Exercise: Leaving out any pictures, print the entries that follow exactly as they stand.

Data supplied:
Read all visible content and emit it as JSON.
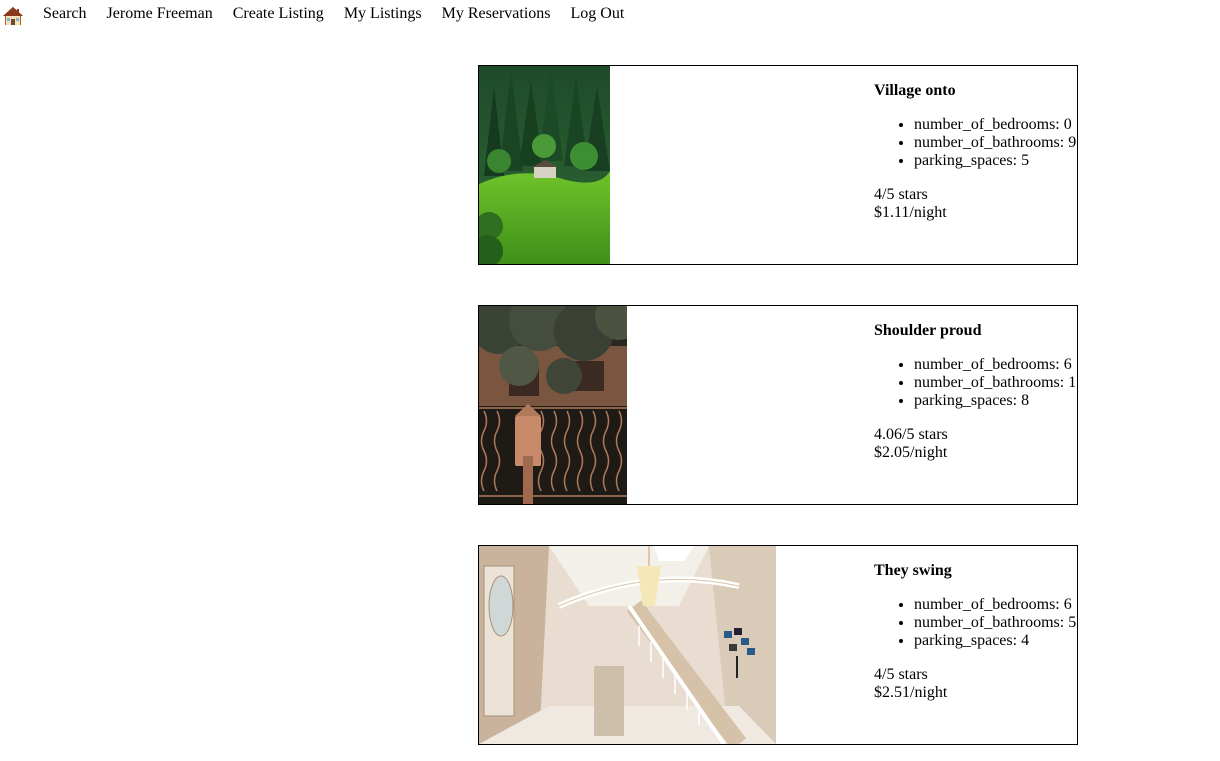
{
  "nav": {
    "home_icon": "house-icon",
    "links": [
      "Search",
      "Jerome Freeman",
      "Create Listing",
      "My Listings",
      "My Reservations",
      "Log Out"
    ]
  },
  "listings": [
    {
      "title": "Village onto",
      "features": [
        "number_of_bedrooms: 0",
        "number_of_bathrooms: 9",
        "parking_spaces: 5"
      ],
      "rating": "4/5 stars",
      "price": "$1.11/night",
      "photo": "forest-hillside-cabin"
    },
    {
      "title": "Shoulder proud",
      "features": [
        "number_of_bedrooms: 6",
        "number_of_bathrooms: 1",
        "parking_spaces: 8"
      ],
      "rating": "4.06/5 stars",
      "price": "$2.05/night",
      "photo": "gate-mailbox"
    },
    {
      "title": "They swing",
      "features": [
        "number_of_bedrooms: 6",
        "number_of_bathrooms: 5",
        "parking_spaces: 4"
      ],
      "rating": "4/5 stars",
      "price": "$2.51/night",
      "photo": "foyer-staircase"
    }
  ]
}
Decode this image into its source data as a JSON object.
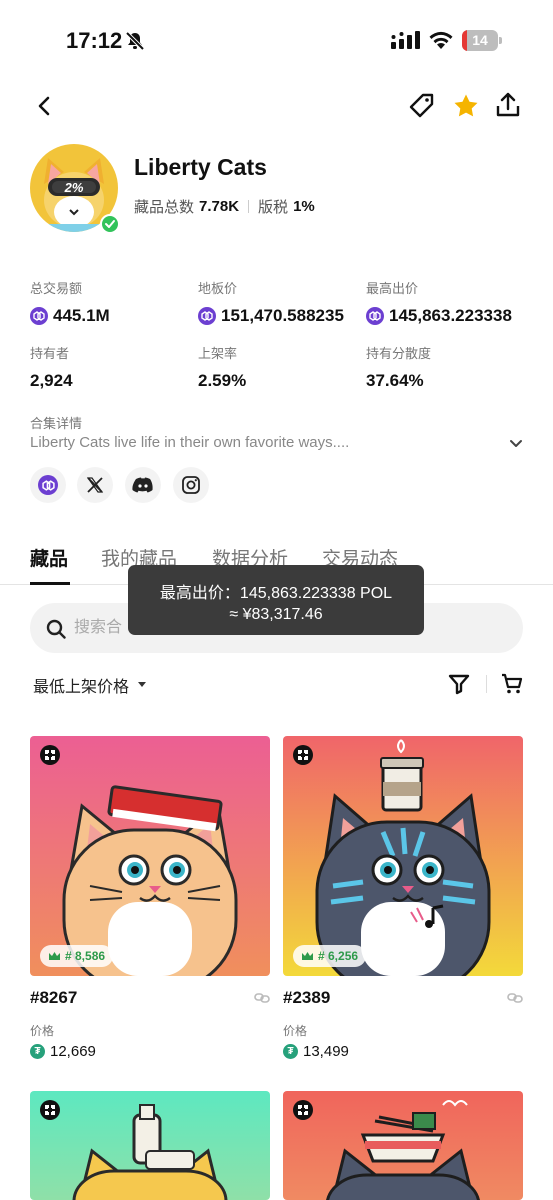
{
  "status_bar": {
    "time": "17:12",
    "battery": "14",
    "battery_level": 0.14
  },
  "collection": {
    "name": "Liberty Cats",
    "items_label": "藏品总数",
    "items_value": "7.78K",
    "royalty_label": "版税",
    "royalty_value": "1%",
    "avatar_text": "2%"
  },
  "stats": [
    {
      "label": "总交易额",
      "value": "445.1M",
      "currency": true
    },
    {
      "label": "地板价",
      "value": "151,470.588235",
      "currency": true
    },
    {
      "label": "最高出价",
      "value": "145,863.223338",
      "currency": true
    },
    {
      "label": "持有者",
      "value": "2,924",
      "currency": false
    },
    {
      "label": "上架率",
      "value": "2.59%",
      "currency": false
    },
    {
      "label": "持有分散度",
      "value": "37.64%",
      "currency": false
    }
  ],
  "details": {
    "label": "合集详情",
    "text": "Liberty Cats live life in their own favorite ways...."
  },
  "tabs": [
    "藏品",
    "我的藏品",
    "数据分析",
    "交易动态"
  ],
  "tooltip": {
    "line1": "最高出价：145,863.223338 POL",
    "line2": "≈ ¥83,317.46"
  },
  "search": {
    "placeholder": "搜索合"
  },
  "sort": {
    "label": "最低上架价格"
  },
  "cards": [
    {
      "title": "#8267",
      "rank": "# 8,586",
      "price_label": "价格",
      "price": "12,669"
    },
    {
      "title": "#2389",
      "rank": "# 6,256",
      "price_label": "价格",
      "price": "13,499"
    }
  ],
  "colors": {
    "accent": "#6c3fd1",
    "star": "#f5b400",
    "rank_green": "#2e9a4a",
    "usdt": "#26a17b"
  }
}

Solution:
Read all visible content and emit it as JSON.
{
  "nav": {
    "home_icon": "house-icon",
    "links": [
      "Search",
      "Jerome Freeman",
      "Create Listing",
      "My Listings",
      "My Reservations",
      "Log Out"
    ]
  },
  "listings": [
    {
      "title": "Village onto",
      "features": [
        "number_of_bedrooms: 0",
        "number_of_bathrooms: 9",
        "parking_spaces: 5"
      ],
      "rating": "4/5 stars",
      "price": "$1.11/night",
      "photo": "forest-hillside-cabin"
    },
    {
      "title": "Shoulder proud",
      "features": [
        "number_of_bedrooms: 6",
        "number_of_bathrooms: 1",
        "parking_spaces: 8"
      ],
      "rating": "4.06/5 stars",
      "price": "$2.05/night",
      "photo": "gate-mailbox"
    },
    {
      "title": "They swing",
      "features": [
        "number_of_bedrooms: 6",
        "number_of_bathrooms: 5",
        "parking_spaces: 4"
      ],
      "rating": "4/5 stars",
      "price": "$2.51/night",
      "photo": "foyer-staircase"
    }
  ]
}
Decode this image into its source data as a JSON object.
{
  "status_bar": {
    "time": "17:12",
    "battery": "14",
    "battery_level": 0.14
  },
  "collection": {
    "name": "Liberty Cats",
    "items_label": "藏品总数",
    "items_value": "7.78K",
    "royalty_label": "版税",
    "royalty_value": "1%",
    "avatar_text": "2%"
  },
  "stats": [
    {
      "label": "总交易额",
      "value": "445.1M",
      "currency": true
    },
    {
      "label": "地板价",
      "value": "151,470.588235",
      "currency": true
    },
    {
      "label": "最高出价",
      "value": "145,863.223338",
      "currency": true
    },
    {
      "label": "持有者",
      "value": "2,924",
      "currency": false
    },
    {
      "label": "上架率",
      "value": "2.59%",
      "currency": false
    },
    {
      "label": "持有分散度",
      "value": "37.64%",
      "currency": false
    }
  ],
  "details": {
    "label": "合集详情",
    "text": "Liberty Cats live life in their own favorite ways...."
  },
  "tabs": [
    "藏品",
    "我的藏品",
    "数据分析",
    "交易动态"
  ],
  "tooltip": {
    "line1": "最高出价：145,863.223338 POL",
    "line2": "≈ ¥83,317.46"
  },
  "search": {
    "placeholder": "搜索合"
  },
  "sort": {
    "label": "最低上架价格"
  },
  "cards": [
    {
      "title": "#8267",
      "rank": "# 8,586",
      "price_label": "价格",
      "price": "12,669"
    },
    {
      "title": "#2389",
      "rank": "# 6,256",
      "price_label": "价格",
      "price": "13,499"
    }
  ],
  "colors": {
    "accent": "#6c3fd1",
    "star": "#f5b400",
    "rank_green": "#2e9a4a",
    "usdt": "#26a17b"
  }
}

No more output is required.